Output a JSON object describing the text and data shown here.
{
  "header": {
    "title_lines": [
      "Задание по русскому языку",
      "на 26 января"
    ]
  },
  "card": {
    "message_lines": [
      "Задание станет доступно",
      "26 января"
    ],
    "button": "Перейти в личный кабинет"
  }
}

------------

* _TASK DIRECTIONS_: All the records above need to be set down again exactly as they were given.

* _TASK RESULT_:
Output a JSON object describing the text and data shown here.
{
  "header": {
    "title_lines": [
      "Задание по русскому языку",
      "на 26 января"
    ]
  },
  "card": {
    "message_lines": [
      "Задание станет доступно",
      "26 января"
    ],
    "button": "Перейти в личный кабинет"
  }
}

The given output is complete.